YOUR INSTRUCTIONS
The records below need to be printed in full. Keep each one exact.

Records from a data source
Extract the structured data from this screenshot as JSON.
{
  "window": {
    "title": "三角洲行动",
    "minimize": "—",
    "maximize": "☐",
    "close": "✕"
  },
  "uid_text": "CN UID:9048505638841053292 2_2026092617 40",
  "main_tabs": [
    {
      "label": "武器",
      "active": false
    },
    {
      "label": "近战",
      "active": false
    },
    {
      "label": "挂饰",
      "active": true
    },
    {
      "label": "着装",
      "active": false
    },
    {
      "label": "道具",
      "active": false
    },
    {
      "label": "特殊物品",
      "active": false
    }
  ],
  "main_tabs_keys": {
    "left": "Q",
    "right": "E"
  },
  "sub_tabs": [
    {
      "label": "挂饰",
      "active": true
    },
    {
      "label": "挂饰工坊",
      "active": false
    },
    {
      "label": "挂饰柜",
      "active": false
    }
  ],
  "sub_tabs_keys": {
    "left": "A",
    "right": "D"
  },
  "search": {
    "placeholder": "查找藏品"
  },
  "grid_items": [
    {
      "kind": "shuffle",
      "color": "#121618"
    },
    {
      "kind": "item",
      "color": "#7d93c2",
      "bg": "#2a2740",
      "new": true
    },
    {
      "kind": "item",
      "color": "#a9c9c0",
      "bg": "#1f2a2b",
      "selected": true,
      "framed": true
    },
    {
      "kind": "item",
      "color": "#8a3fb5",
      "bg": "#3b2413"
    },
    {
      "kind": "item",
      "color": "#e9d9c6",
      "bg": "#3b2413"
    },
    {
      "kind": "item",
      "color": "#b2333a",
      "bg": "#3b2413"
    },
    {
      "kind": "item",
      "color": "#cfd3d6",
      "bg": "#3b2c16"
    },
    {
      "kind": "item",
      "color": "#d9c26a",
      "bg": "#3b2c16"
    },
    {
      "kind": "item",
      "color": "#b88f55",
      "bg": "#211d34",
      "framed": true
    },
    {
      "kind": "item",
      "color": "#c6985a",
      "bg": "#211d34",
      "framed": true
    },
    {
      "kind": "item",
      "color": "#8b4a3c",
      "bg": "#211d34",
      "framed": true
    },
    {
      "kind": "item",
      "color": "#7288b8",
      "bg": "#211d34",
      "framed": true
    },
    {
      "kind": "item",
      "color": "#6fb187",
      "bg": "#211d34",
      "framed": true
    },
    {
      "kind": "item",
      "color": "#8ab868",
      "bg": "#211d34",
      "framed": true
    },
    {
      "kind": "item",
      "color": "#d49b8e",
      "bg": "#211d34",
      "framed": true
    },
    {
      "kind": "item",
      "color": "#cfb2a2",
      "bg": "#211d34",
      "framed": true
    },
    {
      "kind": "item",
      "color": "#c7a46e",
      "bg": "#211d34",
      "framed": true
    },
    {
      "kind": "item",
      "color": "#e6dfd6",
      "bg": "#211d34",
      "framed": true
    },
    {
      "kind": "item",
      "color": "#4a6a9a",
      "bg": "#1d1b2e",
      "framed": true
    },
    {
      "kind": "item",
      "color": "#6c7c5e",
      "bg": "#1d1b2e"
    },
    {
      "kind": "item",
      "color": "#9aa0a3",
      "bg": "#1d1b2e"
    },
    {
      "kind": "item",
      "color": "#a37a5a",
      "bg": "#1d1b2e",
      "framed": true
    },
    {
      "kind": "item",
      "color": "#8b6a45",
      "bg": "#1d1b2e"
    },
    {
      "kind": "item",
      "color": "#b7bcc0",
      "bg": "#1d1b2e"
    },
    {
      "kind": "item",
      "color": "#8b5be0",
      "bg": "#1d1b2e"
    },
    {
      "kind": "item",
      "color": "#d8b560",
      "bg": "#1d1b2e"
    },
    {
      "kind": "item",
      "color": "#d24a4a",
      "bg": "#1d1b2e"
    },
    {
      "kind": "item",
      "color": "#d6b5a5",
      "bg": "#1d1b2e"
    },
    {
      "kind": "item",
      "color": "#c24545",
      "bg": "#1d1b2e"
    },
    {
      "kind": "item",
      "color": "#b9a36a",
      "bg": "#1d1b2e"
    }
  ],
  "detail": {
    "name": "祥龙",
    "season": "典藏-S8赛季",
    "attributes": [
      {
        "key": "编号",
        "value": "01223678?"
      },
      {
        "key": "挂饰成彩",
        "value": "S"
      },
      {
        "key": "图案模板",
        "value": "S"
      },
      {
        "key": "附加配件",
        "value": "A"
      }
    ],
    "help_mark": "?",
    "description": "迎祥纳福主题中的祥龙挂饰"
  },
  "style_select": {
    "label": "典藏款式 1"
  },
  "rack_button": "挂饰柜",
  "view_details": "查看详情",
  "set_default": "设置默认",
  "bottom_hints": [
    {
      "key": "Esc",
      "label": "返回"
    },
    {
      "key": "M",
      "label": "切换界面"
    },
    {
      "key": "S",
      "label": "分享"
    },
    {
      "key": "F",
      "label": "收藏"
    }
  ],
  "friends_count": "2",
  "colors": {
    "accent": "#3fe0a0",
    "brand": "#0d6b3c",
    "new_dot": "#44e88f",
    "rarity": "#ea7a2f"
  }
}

WRITTEN ANSWER
Extract the structured data from this screenshot as JSON.
{
  "window": {
    "title": "三角洲行动",
    "minimize": "—",
    "maximize": "☐",
    "close": "✕"
  },
  "uid_text": "CN UID:9048505638841053292 2_2026092617 40",
  "main_tabs": [
    {
      "label": "武器",
      "active": false
    },
    {
      "label": "近战",
      "active": false
    },
    {
      "label": "挂饰",
      "active": true
    },
    {
      "label": "着装",
      "active": false
    },
    {
      "label": "道具",
      "active": false
    },
    {
      "label": "特殊物品",
      "active": false
    }
  ],
  "main_tabs_keys": {
    "left": "Q",
    "right": "E"
  },
  "sub_tabs": [
    {
      "label": "挂饰",
      "active": true
    },
    {
      "label": "挂饰工坊",
      "active": false
    },
    {
      "label": "挂饰柜",
      "active": false
    }
  ],
  "sub_tabs_keys": {
    "left": "A",
    "right": "D"
  },
  "search": {
    "placeholder": "查找藏品"
  },
  "grid_items": [
    {
      "kind": "shuffle",
      "color": "#121618"
    },
    {
      "kind": "item",
      "color": "#7d93c2",
      "bg": "#2a2740",
      "new": true
    },
    {
      "kind": "item",
      "color": "#a9c9c0",
      "bg": "#1f2a2b",
      "selected": true,
      "framed": true
    },
    {
      "kind": "item",
      "color": "#8a3fb5",
      "bg": "#3b2413"
    },
    {
      "kind": "item",
      "color": "#e9d9c6",
      "bg": "#3b2413"
    },
    {
      "kind": "item",
      "color": "#b2333a",
      "bg": "#3b2413"
    },
    {
      "kind": "item",
      "color": "#cfd3d6",
      "bg": "#3b2c16"
    },
    {
      "kind": "item",
      "color": "#d9c26a",
      "bg": "#3b2c16"
    },
    {
      "kind": "item",
      "color": "#b88f55",
      "bg": "#211d34",
      "framed": true
    },
    {
      "kind": "item",
      "color": "#c6985a",
      "bg": "#211d34",
      "framed": true
    },
    {
      "kind": "item",
      "color": "#8b4a3c",
      "bg": "#211d34",
      "framed": true
    },
    {
      "kind": "item",
      "color": "#7288b8",
      "bg": "#211d34",
      "framed": true
    },
    {
      "kind": "item",
      "color": "#6fb187",
      "bg": "#211d34",
      "framed": true
    },
    {
      "kind": "item",
      "color": "#8ab868",
      "bg": "#211d34",
      "framed": true
    },
    {
      "kind": "item",
      "color": "#d49b8e",
      "bg": "#211d34",
      "framed": true
    },
    {
      "kind": "item",
      "color": "#cfb2a2",
      "bg": "#211d34",
      "framed": true
    },
    {
      "kind": "item",
      "color": "#c7a46e",
      "bg": "#211d34",
      "framed": true
    },
    {
      "kind": "item",
      "color": "#e6dfd6",
      "bg": "#211d34",
      "framed": true
    },
    {
      "kind": "item",
      "color": "#4a6a9a",
      "bg": "#1d1b2e",
      "framed": true
    },
    {
      "kind": "item",
      "color": "#6c7c5e",
      "bg": "#1d1b2e"
    },
    {
      "kind": "item",
      "color": "#9aa0a3",
      "bg": "#1d1b2e"
    },
    {
      "kind": "item",
      "color": "#a37a5a",
      "bg": "#1d1b2e",
      "framed": true
    },
    {
      "kind": "item",
      "color": "#8b6a45",
      "bg": "#1d1b2e"
    },
    {
      "kind": "item",
      "color": "#b7bcc0",
      "bg": "#1d1b2e"
    },
    {
      "kind": "item",
      "color": "#8b5be0",
      "bg": "#1d1b2e"
    },
    {
      "kind": "item",
      "color": "#d8b560",
      "bg": "#1d1b2e"
    },
    {
      "kind": "item",
      "color": "#d24a4a",
      "bg": "#1d1b2e"
    },
    {
      "kind": "item",
      "color": "#d6b5a5",
      "bg": "#1d1b2e"
    },
    {
      "kind": "item",
      "color": "#c24545",
      "bg": "#1d1b2e"
    },
    {
      "kind": "item",
      "color": "#b9a36a",
      "bg": "#1d1b2e"
    }
  ],
  "detail": {
    "name": "祥龙",
    "season": "典藏-S8赛季",
    "attributes": [
      {
        "key": "编号",
        "value": "01223678?"
      },
      {
        "key": "挂饰成彩",
        "value": "S"
      },
      {
        "key": "图案模板",
        "value": "S"
      },
      {
        "key": "附加配件",
        "value": "A"
      }
    ],
    "help_mark": "?",
    "description": "迎祥纳福主题中的祥龙挂饰"
  },
  "style_select": {
    "label": "典藏款式 1"
  },
  "rack_button": "挂饰柜",
  "view_details": "查看详情",
  "set_default": "设置默认",
  "bottom_hints": [
    {
      "key": "Esc",
      "label": "返回"
    },
    {
      "key": "M",
      "label": "切换界面"
    },
    {
      "key": "S",
      "label": "分享"
    },
    {
      "key": "F",
      "label": "收藏"
    }
  ],
  "friends_count": "2",
  "colors": {
    "accent": "#3fe0a0",
    "brand": "#0d6b3c",
    "new_dot": "#44e88f",
    "rarity": "#ea7a2f"
  }
}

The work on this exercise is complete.